MEM's Avatar Jump to comment 26 by MEM

Comment 12 by noimspartacus :

I wonder if Ms Comer is using the wrong part of the 1st Amendment to make her case. Does it not violate her free speech rights to have an opinion on the TEA's neutrality policy? . . . I However, I don't think the TEA, a government entity, is excluded from the purview of 1st Amendment's free speech clause. Any lawyers on this board care to chime in?

Hi noimspartacus - very good catch. As a US attorney, albeit not one who specializes in constitutional law, I can offer the following observations. The appeals court raised the exact same point that you did in their opinion in the footnote on page 12, and agrees that government employees have a 1st Amendment right to freedom of speech. In the words of the court:

"As a public employee, Comer’s “speech is protected by the First Amendment when [her] interests . . . ‘as a citizen commenting upon matters of public concern’ outweigh the interests of the state ‘as an employer, in promoting the efficiency of the services it performs through its employees.’” Charles, 522 F.3d at 512 (quoting Williams v. Dallas Indep. Sch. Dist., 480 F.3d 689, 692 (5th Cir. 2007)). Comer, however, has raised no free speech claims, and consequently, we decline the occasion to surmise her chances of succeeding on claims she has not raised."

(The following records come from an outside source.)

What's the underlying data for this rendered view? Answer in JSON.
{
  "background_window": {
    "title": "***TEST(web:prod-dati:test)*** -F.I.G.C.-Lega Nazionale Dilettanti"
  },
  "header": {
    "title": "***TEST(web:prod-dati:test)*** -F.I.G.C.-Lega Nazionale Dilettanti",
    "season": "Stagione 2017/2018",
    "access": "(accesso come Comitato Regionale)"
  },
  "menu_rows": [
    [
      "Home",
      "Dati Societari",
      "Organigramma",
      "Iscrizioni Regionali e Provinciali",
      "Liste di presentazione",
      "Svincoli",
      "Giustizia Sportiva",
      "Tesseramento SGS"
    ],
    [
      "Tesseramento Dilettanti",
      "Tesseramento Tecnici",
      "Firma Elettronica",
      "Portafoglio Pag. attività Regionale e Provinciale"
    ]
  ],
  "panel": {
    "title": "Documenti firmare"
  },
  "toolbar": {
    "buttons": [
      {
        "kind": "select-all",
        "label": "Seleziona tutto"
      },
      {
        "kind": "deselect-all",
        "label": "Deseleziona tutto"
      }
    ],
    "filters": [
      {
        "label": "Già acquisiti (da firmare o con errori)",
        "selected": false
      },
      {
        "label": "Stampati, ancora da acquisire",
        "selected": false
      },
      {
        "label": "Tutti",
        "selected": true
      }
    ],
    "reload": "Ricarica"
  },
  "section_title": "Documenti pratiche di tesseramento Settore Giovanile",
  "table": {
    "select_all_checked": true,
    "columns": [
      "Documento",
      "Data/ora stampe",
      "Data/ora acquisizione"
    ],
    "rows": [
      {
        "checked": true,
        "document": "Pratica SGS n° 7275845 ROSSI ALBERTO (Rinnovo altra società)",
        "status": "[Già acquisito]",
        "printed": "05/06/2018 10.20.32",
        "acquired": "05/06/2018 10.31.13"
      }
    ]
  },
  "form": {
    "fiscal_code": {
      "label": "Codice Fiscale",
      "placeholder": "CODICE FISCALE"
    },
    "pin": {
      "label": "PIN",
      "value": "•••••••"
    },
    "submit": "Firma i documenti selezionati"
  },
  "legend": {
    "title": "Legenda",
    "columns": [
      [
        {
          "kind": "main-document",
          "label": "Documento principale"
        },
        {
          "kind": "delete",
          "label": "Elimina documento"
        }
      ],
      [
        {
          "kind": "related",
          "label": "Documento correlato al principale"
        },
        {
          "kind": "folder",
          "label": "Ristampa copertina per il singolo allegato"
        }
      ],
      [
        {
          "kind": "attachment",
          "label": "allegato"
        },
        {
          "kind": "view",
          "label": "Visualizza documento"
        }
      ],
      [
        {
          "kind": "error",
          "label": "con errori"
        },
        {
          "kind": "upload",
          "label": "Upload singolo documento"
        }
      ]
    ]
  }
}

Reading a bit into this footnote, the court seems to be asking Comer's attorney's why this issue was not raised on appeal. In the US court system, judges will not raise and decide issues for the litigants, that's the job of their attorneys. (Perhaps because Comer was not acting in the capacity of a private citizen, but rather sent out her emails as a government employee - although this is speculation on my part.)

The appeal court found that as an employee of TEA, Cormer should not have been expressing her opinions on any subject matter that could be part of the school curriculum, whether or not it was religious. Again in the words of the court:

"The fact that Comer and other TEA employees cannot speak out for or against possible subjects to be included in the curriculum—whether the considered subjects relate to the study of mathematics, Islamic art, creationism, chemistry, or the history of the Christian Crusades—their silence does not primarily advance religion, but rather, serves to preserve TEA’s administrative role in facilitating the curriculum review process for the Board. "

Not really knowing very much about the case, I'm not giving my own opinion on the court's decision, only trying to explain the reasoning of the judges. (Although it is a bit interesting that their examples included Islamic art and Christian crusades.) If you want read the court's opinion in whole, it is one of the links above, entitled "Court filing" (although a title "Court opinion" seems more appropriate.)

Thu, 08 Jul 2010 02:05:34 UTC | #487213